_What the task requires_
Only a number is expected in reply: the number of lines below that include the word "footer".

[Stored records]
* * * * *

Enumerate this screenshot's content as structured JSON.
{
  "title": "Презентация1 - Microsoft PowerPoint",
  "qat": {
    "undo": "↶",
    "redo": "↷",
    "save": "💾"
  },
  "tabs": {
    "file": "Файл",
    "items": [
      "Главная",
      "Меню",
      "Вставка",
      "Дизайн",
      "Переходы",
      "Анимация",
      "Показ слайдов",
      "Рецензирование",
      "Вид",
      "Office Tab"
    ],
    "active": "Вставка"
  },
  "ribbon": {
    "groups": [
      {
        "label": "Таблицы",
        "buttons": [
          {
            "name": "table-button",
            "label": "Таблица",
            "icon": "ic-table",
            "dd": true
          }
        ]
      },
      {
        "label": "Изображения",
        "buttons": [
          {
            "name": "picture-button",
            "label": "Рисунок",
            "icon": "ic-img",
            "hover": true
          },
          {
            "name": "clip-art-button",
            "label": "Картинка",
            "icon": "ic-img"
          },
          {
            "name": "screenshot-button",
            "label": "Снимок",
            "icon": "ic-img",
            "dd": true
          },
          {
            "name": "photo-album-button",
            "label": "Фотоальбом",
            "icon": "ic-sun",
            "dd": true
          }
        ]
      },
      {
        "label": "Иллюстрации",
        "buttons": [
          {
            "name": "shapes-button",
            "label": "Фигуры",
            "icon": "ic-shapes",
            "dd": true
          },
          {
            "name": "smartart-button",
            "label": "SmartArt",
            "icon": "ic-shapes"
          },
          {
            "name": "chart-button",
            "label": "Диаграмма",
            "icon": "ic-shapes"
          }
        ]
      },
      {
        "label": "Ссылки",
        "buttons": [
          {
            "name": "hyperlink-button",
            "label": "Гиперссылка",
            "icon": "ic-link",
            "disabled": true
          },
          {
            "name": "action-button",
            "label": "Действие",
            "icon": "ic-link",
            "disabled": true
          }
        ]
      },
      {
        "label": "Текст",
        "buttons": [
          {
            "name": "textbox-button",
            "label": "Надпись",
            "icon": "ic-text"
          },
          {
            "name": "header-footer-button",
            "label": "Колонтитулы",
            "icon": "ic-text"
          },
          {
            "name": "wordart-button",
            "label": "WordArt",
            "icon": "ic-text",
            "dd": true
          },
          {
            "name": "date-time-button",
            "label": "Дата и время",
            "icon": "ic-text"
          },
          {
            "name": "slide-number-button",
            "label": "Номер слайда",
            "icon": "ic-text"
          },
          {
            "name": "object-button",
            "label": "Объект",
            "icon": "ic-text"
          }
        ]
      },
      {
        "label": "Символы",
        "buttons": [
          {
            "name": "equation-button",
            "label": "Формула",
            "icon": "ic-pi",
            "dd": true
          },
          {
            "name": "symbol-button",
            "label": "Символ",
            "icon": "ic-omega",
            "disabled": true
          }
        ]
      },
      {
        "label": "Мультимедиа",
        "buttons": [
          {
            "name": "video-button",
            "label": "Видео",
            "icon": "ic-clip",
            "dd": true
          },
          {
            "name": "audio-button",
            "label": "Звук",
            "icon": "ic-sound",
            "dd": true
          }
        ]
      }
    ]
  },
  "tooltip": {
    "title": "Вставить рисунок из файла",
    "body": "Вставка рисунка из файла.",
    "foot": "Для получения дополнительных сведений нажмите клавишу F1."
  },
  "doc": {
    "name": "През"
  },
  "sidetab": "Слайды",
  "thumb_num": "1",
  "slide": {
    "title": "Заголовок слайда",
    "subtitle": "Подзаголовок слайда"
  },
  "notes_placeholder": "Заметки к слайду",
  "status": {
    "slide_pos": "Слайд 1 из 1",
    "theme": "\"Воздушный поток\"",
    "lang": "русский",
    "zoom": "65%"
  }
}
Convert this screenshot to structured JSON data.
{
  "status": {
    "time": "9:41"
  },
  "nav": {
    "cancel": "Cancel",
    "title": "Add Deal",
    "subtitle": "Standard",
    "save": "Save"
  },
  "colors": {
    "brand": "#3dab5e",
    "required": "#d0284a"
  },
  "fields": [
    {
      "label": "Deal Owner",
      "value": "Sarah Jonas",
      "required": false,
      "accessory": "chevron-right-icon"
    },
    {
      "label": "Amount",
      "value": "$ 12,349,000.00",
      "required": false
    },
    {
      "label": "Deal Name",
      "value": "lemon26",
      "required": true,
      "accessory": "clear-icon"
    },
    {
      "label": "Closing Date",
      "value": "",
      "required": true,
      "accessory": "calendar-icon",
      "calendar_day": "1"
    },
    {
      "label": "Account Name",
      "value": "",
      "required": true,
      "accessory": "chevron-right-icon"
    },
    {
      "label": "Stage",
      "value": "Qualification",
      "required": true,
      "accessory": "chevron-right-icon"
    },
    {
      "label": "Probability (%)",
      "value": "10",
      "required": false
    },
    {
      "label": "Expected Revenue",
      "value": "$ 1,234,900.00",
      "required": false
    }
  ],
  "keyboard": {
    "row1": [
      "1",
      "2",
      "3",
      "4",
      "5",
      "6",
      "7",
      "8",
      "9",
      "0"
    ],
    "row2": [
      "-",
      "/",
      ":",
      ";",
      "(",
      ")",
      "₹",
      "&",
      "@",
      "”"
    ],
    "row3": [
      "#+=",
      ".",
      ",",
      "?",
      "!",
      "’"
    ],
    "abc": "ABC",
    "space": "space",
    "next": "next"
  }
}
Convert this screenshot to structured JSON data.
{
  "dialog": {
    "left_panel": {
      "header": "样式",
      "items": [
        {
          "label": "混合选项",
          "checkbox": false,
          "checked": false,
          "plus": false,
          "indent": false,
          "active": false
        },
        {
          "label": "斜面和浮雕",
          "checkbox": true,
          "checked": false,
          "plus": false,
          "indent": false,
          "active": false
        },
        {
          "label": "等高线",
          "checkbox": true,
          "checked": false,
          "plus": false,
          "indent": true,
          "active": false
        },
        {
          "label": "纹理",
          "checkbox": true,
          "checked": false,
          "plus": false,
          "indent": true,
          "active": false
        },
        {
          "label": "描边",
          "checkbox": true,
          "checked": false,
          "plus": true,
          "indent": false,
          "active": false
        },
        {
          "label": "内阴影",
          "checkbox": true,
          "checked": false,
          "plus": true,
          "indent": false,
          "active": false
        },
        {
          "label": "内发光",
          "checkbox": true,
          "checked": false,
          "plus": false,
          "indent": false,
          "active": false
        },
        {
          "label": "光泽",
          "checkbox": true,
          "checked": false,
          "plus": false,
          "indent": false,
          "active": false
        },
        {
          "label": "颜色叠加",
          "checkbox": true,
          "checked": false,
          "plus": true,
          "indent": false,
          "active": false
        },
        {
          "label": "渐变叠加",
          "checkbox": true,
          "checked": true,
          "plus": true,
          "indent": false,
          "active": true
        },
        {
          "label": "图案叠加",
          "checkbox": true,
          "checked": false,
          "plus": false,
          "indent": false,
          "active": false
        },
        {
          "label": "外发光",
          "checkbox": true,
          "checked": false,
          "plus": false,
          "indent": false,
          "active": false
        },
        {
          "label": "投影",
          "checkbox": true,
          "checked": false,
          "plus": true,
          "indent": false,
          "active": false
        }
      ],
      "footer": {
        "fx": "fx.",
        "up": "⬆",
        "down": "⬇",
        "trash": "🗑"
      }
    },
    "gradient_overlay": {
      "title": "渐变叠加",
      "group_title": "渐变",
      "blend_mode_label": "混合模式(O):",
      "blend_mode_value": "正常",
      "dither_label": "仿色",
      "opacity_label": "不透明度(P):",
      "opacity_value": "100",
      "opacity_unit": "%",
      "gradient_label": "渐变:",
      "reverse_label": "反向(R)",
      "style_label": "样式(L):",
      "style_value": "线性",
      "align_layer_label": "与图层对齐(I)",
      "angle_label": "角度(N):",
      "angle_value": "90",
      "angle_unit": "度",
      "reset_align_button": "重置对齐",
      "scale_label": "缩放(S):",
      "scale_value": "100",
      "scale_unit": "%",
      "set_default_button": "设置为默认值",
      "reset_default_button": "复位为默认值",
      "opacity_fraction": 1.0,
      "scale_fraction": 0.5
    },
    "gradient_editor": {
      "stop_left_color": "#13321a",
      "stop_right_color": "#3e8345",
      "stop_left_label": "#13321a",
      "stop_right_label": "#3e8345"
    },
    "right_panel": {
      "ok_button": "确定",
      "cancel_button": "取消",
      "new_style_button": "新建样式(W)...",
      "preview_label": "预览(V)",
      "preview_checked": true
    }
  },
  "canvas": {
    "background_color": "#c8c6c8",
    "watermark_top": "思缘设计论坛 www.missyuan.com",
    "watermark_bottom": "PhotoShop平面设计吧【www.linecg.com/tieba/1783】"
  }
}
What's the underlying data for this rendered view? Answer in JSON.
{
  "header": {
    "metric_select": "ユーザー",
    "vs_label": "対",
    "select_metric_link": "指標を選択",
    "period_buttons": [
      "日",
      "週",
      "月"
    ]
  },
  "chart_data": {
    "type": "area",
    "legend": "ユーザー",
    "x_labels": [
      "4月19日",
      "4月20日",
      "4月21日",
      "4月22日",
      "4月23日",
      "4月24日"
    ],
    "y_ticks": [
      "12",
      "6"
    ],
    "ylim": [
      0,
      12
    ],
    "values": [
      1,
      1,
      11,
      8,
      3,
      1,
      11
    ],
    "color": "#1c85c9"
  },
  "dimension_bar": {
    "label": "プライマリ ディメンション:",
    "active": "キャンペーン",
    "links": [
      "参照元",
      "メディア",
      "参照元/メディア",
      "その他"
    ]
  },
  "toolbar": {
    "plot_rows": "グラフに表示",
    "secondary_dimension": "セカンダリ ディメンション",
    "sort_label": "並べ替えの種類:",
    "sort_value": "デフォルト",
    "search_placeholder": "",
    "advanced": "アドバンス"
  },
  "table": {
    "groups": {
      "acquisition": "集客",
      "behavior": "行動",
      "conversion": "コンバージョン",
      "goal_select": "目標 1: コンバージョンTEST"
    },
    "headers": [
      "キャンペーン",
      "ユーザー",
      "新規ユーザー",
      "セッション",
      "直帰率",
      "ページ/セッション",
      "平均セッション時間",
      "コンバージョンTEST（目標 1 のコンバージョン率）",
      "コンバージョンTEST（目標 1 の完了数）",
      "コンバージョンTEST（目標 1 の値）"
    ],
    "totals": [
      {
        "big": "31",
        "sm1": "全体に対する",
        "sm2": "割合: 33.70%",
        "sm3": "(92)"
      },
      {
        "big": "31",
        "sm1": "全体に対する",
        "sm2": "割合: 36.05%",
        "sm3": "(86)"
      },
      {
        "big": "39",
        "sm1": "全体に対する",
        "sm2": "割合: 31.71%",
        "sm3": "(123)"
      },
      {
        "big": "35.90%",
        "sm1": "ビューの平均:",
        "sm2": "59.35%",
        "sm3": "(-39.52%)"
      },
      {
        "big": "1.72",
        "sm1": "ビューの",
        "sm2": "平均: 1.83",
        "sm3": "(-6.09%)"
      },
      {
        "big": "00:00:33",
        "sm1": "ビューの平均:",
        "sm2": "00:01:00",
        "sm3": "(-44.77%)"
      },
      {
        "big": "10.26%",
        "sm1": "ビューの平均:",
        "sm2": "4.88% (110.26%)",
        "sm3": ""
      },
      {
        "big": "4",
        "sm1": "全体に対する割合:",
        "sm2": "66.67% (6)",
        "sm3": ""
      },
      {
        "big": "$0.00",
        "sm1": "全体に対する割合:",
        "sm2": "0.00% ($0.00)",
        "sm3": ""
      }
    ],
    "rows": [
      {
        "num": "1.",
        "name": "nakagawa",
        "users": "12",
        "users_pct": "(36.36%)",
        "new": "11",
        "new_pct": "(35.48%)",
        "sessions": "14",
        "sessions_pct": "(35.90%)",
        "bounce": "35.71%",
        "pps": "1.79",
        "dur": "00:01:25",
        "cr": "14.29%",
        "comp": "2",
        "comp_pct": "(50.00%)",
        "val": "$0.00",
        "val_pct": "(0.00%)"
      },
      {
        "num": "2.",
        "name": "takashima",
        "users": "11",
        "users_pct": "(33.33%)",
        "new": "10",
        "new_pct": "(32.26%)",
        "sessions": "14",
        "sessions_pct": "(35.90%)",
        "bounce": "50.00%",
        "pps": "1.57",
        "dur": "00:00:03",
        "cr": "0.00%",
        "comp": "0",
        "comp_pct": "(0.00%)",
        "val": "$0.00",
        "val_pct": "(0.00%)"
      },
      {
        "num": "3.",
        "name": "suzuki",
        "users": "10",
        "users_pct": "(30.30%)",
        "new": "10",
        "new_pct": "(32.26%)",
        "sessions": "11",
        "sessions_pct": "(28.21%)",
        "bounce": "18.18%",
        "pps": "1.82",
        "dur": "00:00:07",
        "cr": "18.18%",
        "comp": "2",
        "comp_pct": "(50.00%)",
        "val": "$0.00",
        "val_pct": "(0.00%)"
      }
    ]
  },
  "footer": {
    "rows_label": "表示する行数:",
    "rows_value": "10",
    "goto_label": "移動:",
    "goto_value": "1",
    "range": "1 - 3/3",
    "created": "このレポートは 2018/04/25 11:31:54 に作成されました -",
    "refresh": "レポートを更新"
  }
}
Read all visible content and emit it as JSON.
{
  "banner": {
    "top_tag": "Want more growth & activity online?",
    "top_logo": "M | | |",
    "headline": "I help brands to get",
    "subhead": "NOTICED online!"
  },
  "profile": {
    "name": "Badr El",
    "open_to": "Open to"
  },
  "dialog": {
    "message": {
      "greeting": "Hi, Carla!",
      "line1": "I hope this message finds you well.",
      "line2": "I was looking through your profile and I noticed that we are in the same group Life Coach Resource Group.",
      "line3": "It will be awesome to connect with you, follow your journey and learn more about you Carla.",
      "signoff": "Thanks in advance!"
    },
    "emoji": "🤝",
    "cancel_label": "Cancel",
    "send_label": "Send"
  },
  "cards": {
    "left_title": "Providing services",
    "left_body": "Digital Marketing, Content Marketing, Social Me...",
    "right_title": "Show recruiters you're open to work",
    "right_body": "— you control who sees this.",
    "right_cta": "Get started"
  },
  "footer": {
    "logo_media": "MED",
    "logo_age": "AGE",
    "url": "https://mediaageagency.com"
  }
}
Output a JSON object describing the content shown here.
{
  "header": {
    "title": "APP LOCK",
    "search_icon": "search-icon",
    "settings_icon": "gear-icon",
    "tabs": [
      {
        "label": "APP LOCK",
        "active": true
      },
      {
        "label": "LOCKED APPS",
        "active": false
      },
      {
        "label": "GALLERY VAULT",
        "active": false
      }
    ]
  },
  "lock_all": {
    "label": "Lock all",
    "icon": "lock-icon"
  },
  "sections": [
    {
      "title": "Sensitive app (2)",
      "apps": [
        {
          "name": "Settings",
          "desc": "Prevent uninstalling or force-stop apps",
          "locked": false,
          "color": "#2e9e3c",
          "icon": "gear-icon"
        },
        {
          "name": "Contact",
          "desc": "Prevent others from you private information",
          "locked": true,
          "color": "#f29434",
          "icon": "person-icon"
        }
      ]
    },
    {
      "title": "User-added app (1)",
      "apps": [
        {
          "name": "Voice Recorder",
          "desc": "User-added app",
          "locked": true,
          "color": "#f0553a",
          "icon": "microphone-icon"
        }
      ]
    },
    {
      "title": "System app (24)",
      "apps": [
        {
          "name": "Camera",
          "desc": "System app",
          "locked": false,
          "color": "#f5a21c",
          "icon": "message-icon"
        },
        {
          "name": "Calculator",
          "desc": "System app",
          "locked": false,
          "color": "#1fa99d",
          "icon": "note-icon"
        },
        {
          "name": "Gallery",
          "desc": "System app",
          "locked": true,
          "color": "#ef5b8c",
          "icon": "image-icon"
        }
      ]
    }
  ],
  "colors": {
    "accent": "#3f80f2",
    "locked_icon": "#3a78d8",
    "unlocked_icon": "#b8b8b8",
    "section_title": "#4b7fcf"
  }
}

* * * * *

_Exercise answer_
4